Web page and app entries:

%%

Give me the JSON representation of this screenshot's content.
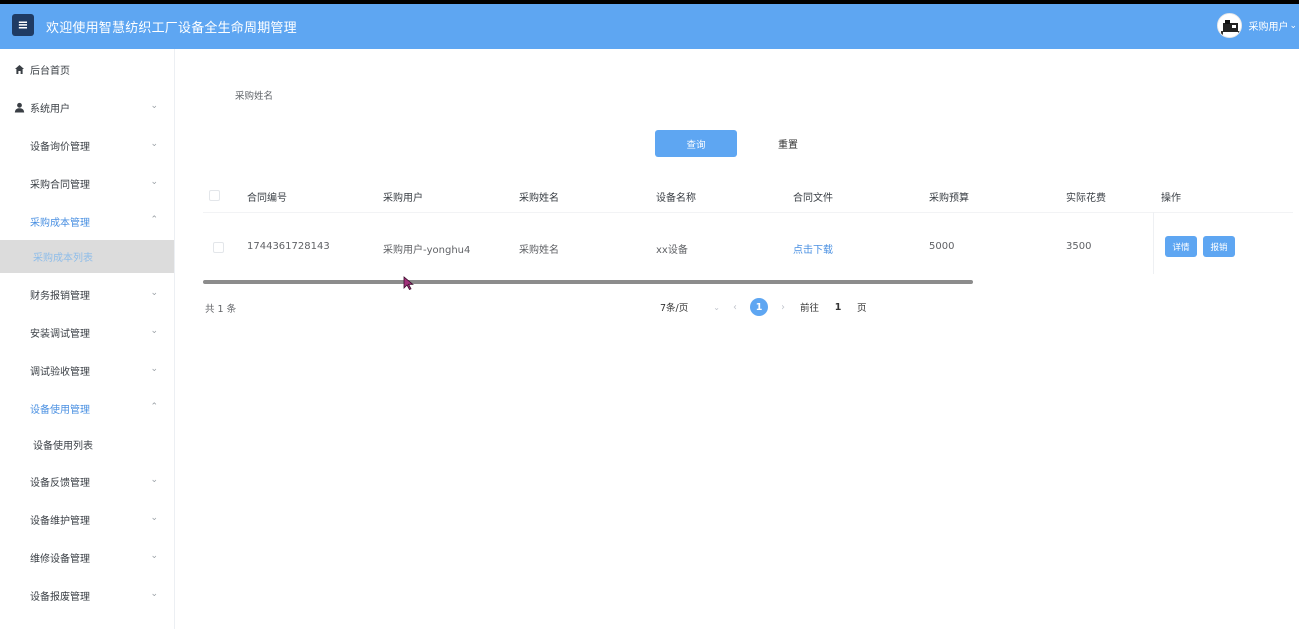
{
  "header": {
    "menu_icon_glyph": "≡",
    "title": "欢迎使用智慧纺织工厂设备全生命周期管理",
    "user_name": "采购用户",
    "user_chevron": "⌄"
  },
  "sidebar": {
    "items": [
      {
        "label": "后台首页",
        "icon": "home-icon"
      },
      {
        "label": "系统用户",
        "icon": "user-icon",
        "chevron": "⌄"
      },
      {
        "label": "设备询价管理",
        "icon": "grid-icon",
        "chevron": "⌄"
      },
      {
        "label": "采购合同管理",
        "icon": "grid-icon",
        "chevron": "⌄"
      },
      {
        "label": "采购成本管理",
        "icon": "grid-icon",
        "chevron": "⌃",
        "active": true
      },
      {
        "label": "采购成本列表",
        "sub": true,
        "selected": true
      },
      {
        "label": "财务报销管理",
        "icon": "grid-icon",
        "chevron": "⌄"
      },
      {
        "label": "安装调试管理",
        "icon": "grid-icon",
        "chevron": "⌄"
      },
      {
        "label": "调试验收管理",
        "icon": "grid-icon",
        "chevron": "⌄"
      },
      {
        "label": "设备使用管理",
        "icon": "grid-icon",
        "chevron": "⌃",
        "active": true
      },
      {
        "label": "设备使用列表",
        "sub": true
      },
      {
        "label": "设备反馈管理",
        "icon": "grid-icon",
        "chevron": "⌄"
      },
      {
        "label": "设备维护管理",
        "icon": "grid-icon",
        "chevron": "⌄"
      },
      {
        "label": "维修设备管理",
        "icon": "grid-icon",
        "chevron": "⌄"
      },
      {
        "label": "设备报废管理",
        "icon": "grid-icon",
        "chevron": "⌄"
      }
    ]
  },
  "filter": {
    "label": "采购姓名",
    "query_button": "查询",
    "reset_button": "重置"
  },
  "table": {
    "columns": [
      "合同编号",
      "采购用户",
      "采购姓名",
      "设备名称",
      "合同文件",
      "采购预算",
      "实际花费",
      "操作"
    ],
    "rows": [
      {
        "contract_no": "1744361728143",
        "buyer_user": "采购用户-yonghu4",
        "buyer_name": "采购姓名",
        "device_name": "xx设备",
        "contract_file": "点击下载",
        "budget": "5000",
        "actual_cost": "3500",
        "actions": [
          "详情",
          "报销"
        ]
      }
    ]
  },
  "pagination": {
    "total_text": "共 1 条",
    "page_size": "7条/页",
    "size_chevron": "⌄",
    "prev_glyph": "‹",
    "next_glyph": "›",
    "current_page": "1",
    "goto_prefix": "前往",
    "goto_value": "1",
    "goto_suffix": "页"
  },
  "colors": {
    "header_bg": "#5ea6f2",
    "primary": "#5ea6f2",
    "link": "#4a90e2",
    "selected_bg": "#dcdcdc"
  }
}
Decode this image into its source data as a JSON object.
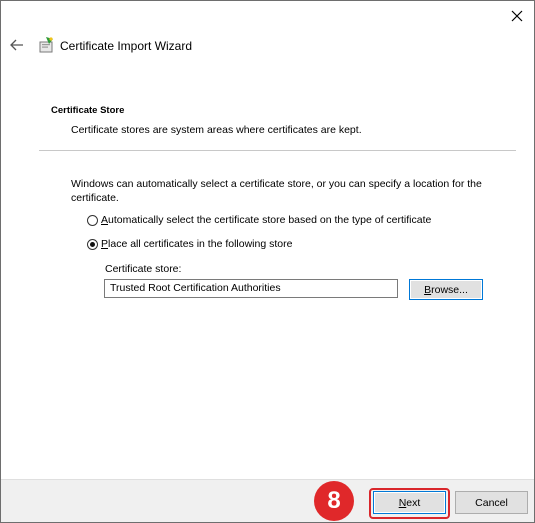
{
  "window": {
    "title": "Certificate Import Wizard",
    "close_icon": "close-icon",
    "back_icon": "back-arrow-icon",
    "app_icon": "certificate-wizard-icon"
  },
  "header": {
    "title": "Certificate Store",
    "description": "Certificate stores are system areas where certificates are kept."
  },
  "body": {
    "intro": "Windows can automatically select a certificate store, or you can specify a location for the certificate.",
    "options": [
      {
        "accel": "A",
        "rest": "utomatically select the certificate store based on the type of certificate",
        "selected": false
      },
      {
        "accel": "P",
        "rest": "lace all certificates in the following store",
        "selected": true
      }
    ],
    "store_label": "Certificate store:",
    "store_value": "Trusted Root Certification Authorities",
    "browse_accel": "B",
    "browse_rest": "rowse..."
  },
  "footer": {
    "step_number": "8",
    "next_accel": "N",
    "next_rest": "ext",
    "cancel_label": "Cancel",
    "highlight_color": "#d9262b"
  }
}
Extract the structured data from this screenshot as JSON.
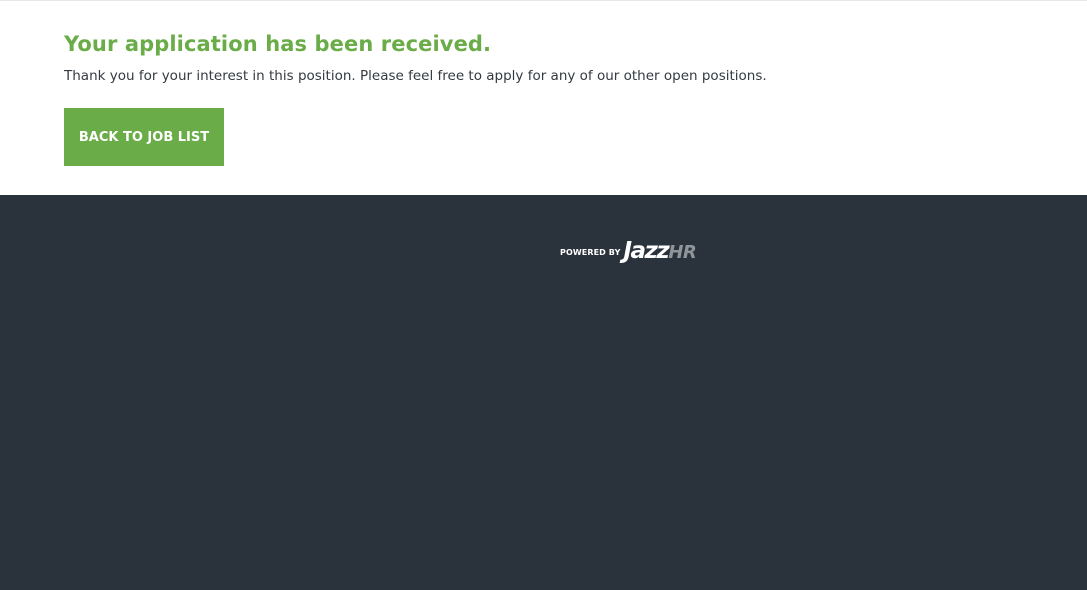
{
  "confirmation": {
    "title": "Your application has been received.",
    "message": "Thank you for your interest in this position. Please feel free to apply for any of our other open positions.",
    "back_button_label": "BACK TO JOB LIST"
  },
  "footer": {
    "powered_by": "POWERED BY",
    "brand_primary": "Jazz",
    "brand_secondary": "HR"
  },
  "colors": {
    "accent_green": "#6aac47",
    "footer_background": "#2a323b",
    "page_background": "#ffffff"
  }
}
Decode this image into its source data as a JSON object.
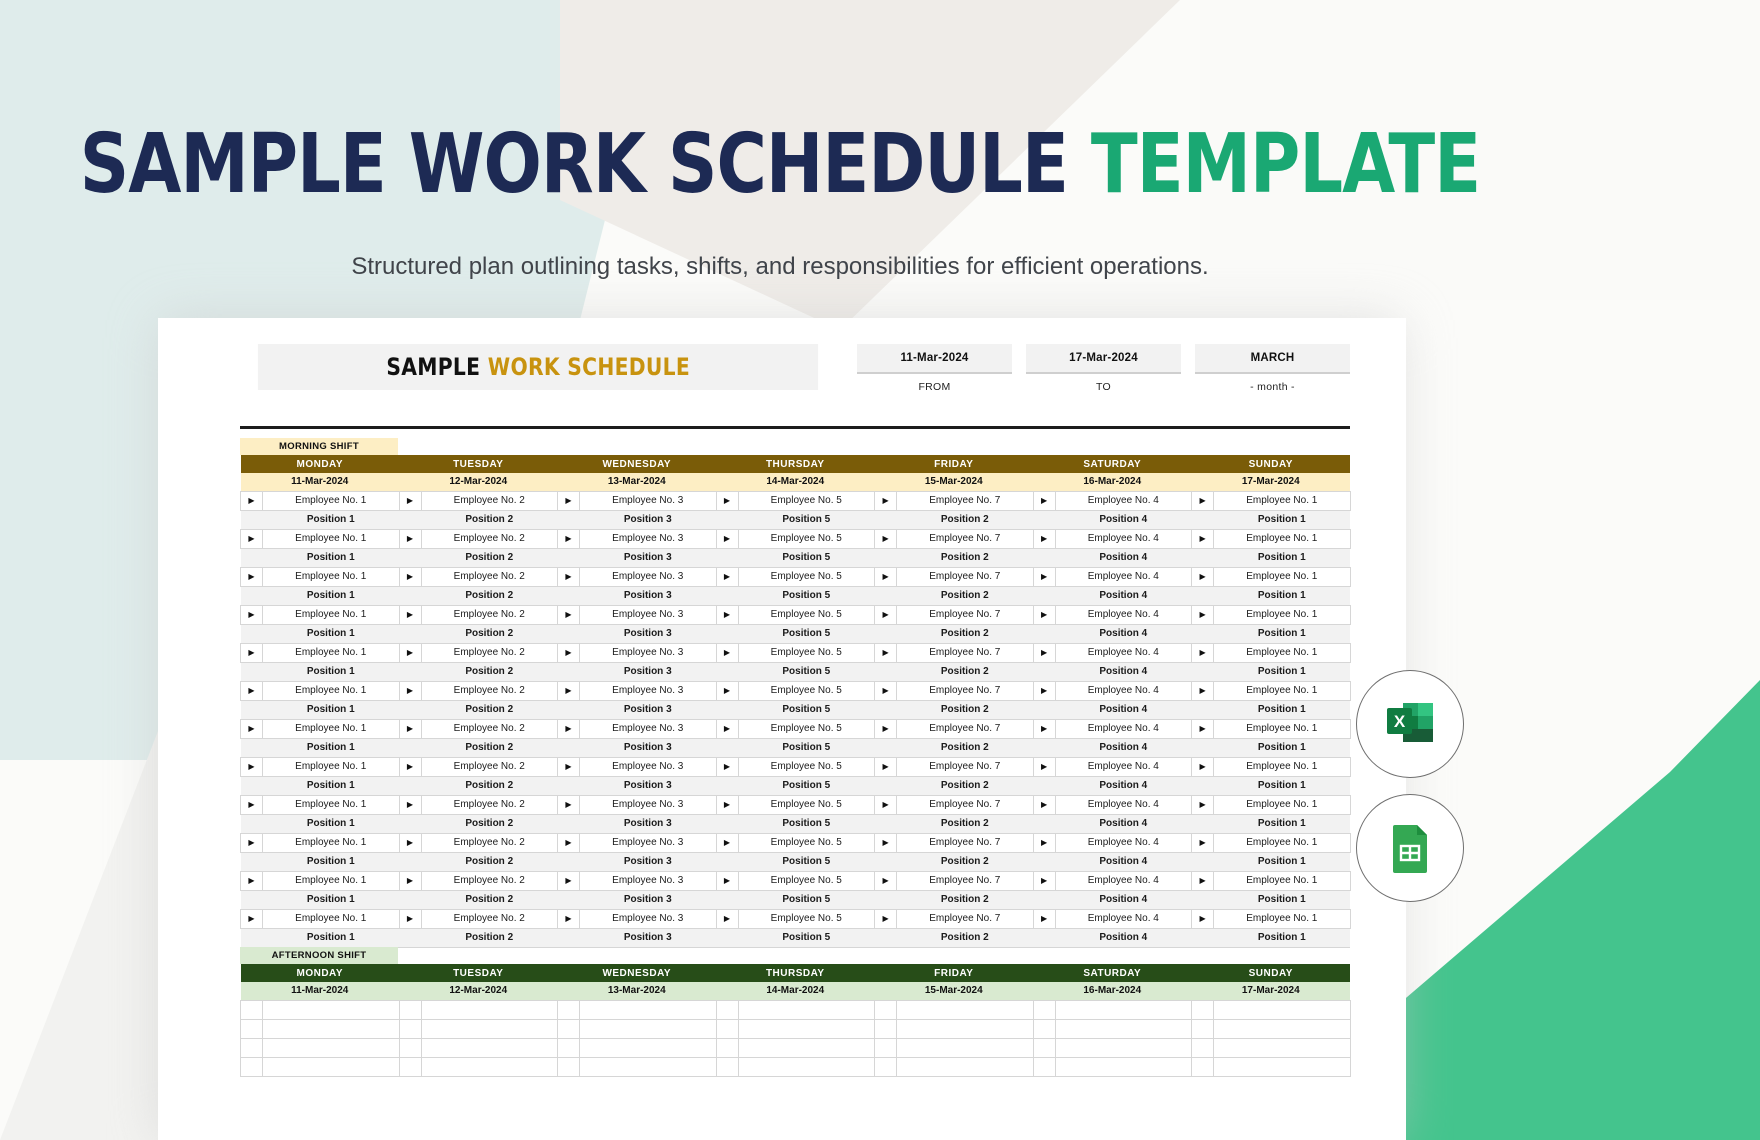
{
  "headline": {
    "dark_text": "SAMPLE WORK SCHEDULE",
    "green_text": "TEMPLATE",
    "dark_color": "#1d2a54",
    "green_color": "#1aa873"
  },
  "subtitle": "Structured plan outlining tasks, shifts, and responsibilities for efficient operations.",
  "sheet": {
    "title_part1": "SAMPLE",
    "title_part2": "WORK SCHEDULE",
    "title_accent_color": "#c8930f",
    "meta": [
      {
        "value": "11-Mar-2024",
        "label": "FROM"
      },
      {
        "value": "17-Mar-2024",
        "label": "TO"
      },
      {
        "value": "MARCH",
        "label": "- month -"
      }
    ]
  },
  "shifts": [
    {
      "tag": "MORNING SHIFT",
      "header_color": "#7a5c08",
      "accent_color": "#fdeec4",
      "days": [
        "MONDAY",
        "TUESDAY",
        "WEDNESDAY",
        "THURSDAY",
        "FRIDAY",
        "SATURDAY",
        "SUNDAY"
      ],
      "dates": [
        "11-Mar-2024",
        "12-Mar-2024",
        "13-Mar-2024",
        "14-Mar-2024",
        "15-Mar-2024",
        "16-Mar-2024",
        "17-Mar-2024"
      ],
      "employees": [
        "Employee No. 1",
        "Employee No. 2",
        "Employee No. 3",
        "Employee No. 5",
        "Employee No. 7",
        "Employee No. 4",
        "Employee No. 1"
      ],
      "positions": [
        "Position 1",
        "Position 2",
        "Position 3",
        "Position 5",
        "Position 2",
        "Position 4",
        "Position 1"
      ],
      "row_pairs": 12,
      "filled": true
    },
    {
      "tag": "AFTERNOON SHIFT",
      "header_color": "#274d18",
      "accent_color": "#d9ead0",
      "days": [
        "MONDAY",
        "TUESDAY",
        "WEDNESDAY",
        "THURSDAY",
        "FRIDAY",
        "SATURDAY",
        "SUNDAY"
      ],
      "dates": [
        "11-Mar-2024",
        "12-Mar-2024",
        "13-Mar-2024",
        "14-Mar-2024",
        "15-Mar-2024",
        "16-Mar-2024",
        "17-Mar-2024"
      ],
      "employees": [
        "",
        "",
        "",
        "",
        "",
        "",
        ""
      ],
      "positions": [
        "",
        "",
        "",
        "",
        "",
        "",
        ""
      ],
      "row_pairs": 2,
      "filled": false
    }
  ],
  "dropdown_glyph": "▶",
  "badges": [
    {
      "name": "excel-icon",
      "label": "Microsoft Excel"
    },
    {
      "name": "google-sheets-icon",
      "label": "Google Sheets"
    }
  ]
}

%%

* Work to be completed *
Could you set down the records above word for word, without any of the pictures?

* Answer below *
Give me the JSON representation of this screenshot's content.
{
  "header": {
    "menu_icon_glyph": "≡",
    "title": "欢迎使用智慧纺织工厂设备全生命周期管理",
    "user_name": "采购用户",
    "user_chevron": "⌄"
  },
  "sidebar": {
    "items": [
      {
        "label": "后台首页",
        "icon": "home-icon"
      },
      {
        "label": "系统用户",
        "icon": "user-icon",
        "chevron": "⌄"
      },
      {
        "label": "设备询价管理",
        "icon": "grid-icon",
        "chevron": "⌄"
      },
      {
        "label": "采购合同管理",
        "icon": "grid-icon",
        "chevron": "⌄"
      },
      {
        "label": "采购成本管理",
        "icon": "grid-icon",
        "chevron": "⌃",
        "active": true
      },
      {
        "label": "采购成本列表",
        "sub": true,
        "selected": true
      },
      {
        "label": "财务报销管理",
        "icon": "grid-icon",
        "chevron": "⌄"
      },
      {
        "label": "安装调试管理",
        "icon": "grid-icon",
        "chevron": "⌄"
      },
      {
        "label": "调试验收管理",
        "icon": "grid-icon",
        "chevron": "⌄"
      },
      {
        "label": "设备使用管理",
        "icon": "grid-icon",
        "chevron": "⌃",
        "active": true
      },
      {
        "label": "设备使用列表",
        "sub": true
      },
      {
        "label": "设备反馈管理",
        "icon": "grid-icon",
        "chevron": "⌄"
      },
      {
        "label": "设备维护管理",
        "icon": "grid-icon",
        "chevron": "⌄"
      },
      {
        "label": "维修设备管理",
        "icon": "grid-icon",
        "chevron": "⌄"
      },
      {
        "label": "设备报废管理",
        "icon": "grid-icon",
        "chevron": "⌄"
      }
    ]
  },
  "filter": {
    "label": "采购姓名",
    "query_button": "查询",
    "reset_button": "重置"
  },
  "table": {
    "columns": [
      "合同编号",
      "采购用户",
      "采购姓名",
      "设备名称",
      "合同文件",
      "采购预算",
      "实际花费",
      "操作"
    ],
    "rows": [
      {
        "contract_no": "1744361728143",
        "buyer_user": "采购用户-yonghu4",
        "buyer_name": "采购姓名",
        "device_name": "xx设备",
        "contract_file": "点击下载",
        "budget": "5000",
        "actual_cost": "3500",
        "actions": [
          "详情",
          "报销"
        ]
      }
    ]
  },
  "pagination": {
    "total_text": "共 1 条",
    "page_size": "7条/页",
    "size_chevron": "⌄",
    "prev_glyph": "‹",
    "next_glyph": "›",
    "current_page": "1",
    "goto_prefix": "前往",
    "goto_value": "1",
    "goto_suffix": "页"
  },
  "colors": {
    "header_bg": "#5ea6f2",
    "primary": "#5ea6f2",
    "link": "#4a90e2",
    "selected_bg": "#dcdcdc"
  }
}
Decode this image into its source data as a JSON object.
{
  "window": {
    "title": "Certificate Import Wizard",
    "close_icon": "close-icon",
    "back_icon": "back-arrow-icon",
    "app_icon": "certificate-wizard-icon"
  },
  "header": {
    "title": "Certificate Store",
    "description": "Certificate stores are system areas where certificates are kept."
  },
  "body": {
    "intro": "Windows can automatically select a certificate store, or you can specify a location for the certificate.",
    "options": [
      {
        "accel": "A",
        "rest": "utomatically select the certificate store based on the type of certificate",
        "selected": false
      },
      {
        "accel": "P",
        "rest": "lace all certificates in the following store",
        "selected": true
      }
    ],
    "store_label": "Certificate store:",
    "store_value": "Trusted Root Certification Authorities",
    "browse_accel": "B",
    "browse_rest": "rowse..."
  },
  "footer": {
    "step_number": "8",
    "next_accel": "N",
    "next_rest": "ext",
    "cancel_label": "Cancel",
    "highlight_color": "#d9262b"
  }
}
Extract the structured data from this screenshot as JSON.
{
  "confirmation": {
    "title": "Your application has been received.",
    "message": "Thank you for your interest in this position. Please feel free to apply for any of our other open positions.",
    "back_button_label": "BACK TO JOB LIST"
  },
  "footer": {
    "powered_by": "POWERED BY",
    "brand_primary": "Jazz",
    "brand_secondary": "HR"
  },
  "colors": {
    "accent_green": "#6aac47",
    "footer_background": "#2a323b",
    "page_background": "#ffffff"
  }
}
Decode this image into its source data as a JSON object.
{
  "headline": {
    "dark_text": "SAMPLE WORK SCHEDULE",
    "green_text": "TEMPLATE",
    "dark_color": "#1d2a54",
    "green_color": "#1aa873"
  },
  "subtitle": "Structured plan outlining tasks, shifts, and responsibilities for efficient operations.",
  "sheet": {
    "title_part1": "SAMPLE",
    "title_part2": "WORK SCHEDULE",
    "title_accent_color": "#c8930f",
    "meta": [
      {
        "value": "11-Mar-2024",
        "label": "FROM"
      },
      {
        "value": "17-Mar-2024",
        "label": "TO"
      },
      {
        "value": "MARCH",
        "label": "- month -"
      }
    ]
  },
  "shifts": [
    {
      "tag": "MORNING SHIFT",
      "header_color": "#7a5c08",
      "accent_color": "#fdeec4",
      "days": [
        "MONDAY",
        "TUESDAY",
        "WEDNESDAY",
        "THURSDAY",
        "FRIDAY",
        "SATURDAY",
        "SUNDAY"
      ],
      "dates": [
        "11-Mar-2024",
        "12-Mar-2024",
        "13-Mar-2024",
        "14-Mar-2024",
        "15-Mar-2024",
        "16-Mar-2024",
        "17-Mar-2024"
      ],
      "employees": [
        "Employee No. 1",
        "Employee No. 2",
        "Employee No. 3",
        "Employee No. 5",
        "Employee No. 7",
        "Employee No. 4",
        "Employee No. 1"
      ],
      "positions": [
        "Position 1",
        "Position 2",
        "Position 3",
        "Position 5",
        "Position 2",
        "Position 4",
        "Position 1"
      ],
      "row_pairs": 12,
      "filled": true
    },
    {
      "tag": "AFTERNOON SHIFT",
      "header_color": "#274d18",
      "accent_color": "#d9ead0",
      "days": [
        "MONDAY",
        "TUESDAY",
        "WEDNESDAY",
        "THURSDAY",
        "FRIDAY",
        "SATURDAY",
        "SUNDAY"
      ],
      "dates": [
        "11-Mar-2024",
        "12-Mar-2024",
        "13-Mar-2024",
        "14-Mar-2024",
        "15-Mar-2024",
        "16-Mar-2024",
        "17-Mar-2024"
      ],
      "employees": [
        "",
        "",
        "",
        "",
        "",
        "",
        ""
      ],
      "positions": [
        "",
        "",
        "",
        "",
        "",
        "",
        ""
      ],
      "row_pairs": 2,
      "filled": false
    }
  ],
  "dropdown_glyph": "▶",
  "badges": [
    {
      "name": "excel-icon",
      "label": "Microsoft Excel"
    },
    {
      "name": "google-sheets-icon",
      "label": "Google Sheets"
    }
  ]
}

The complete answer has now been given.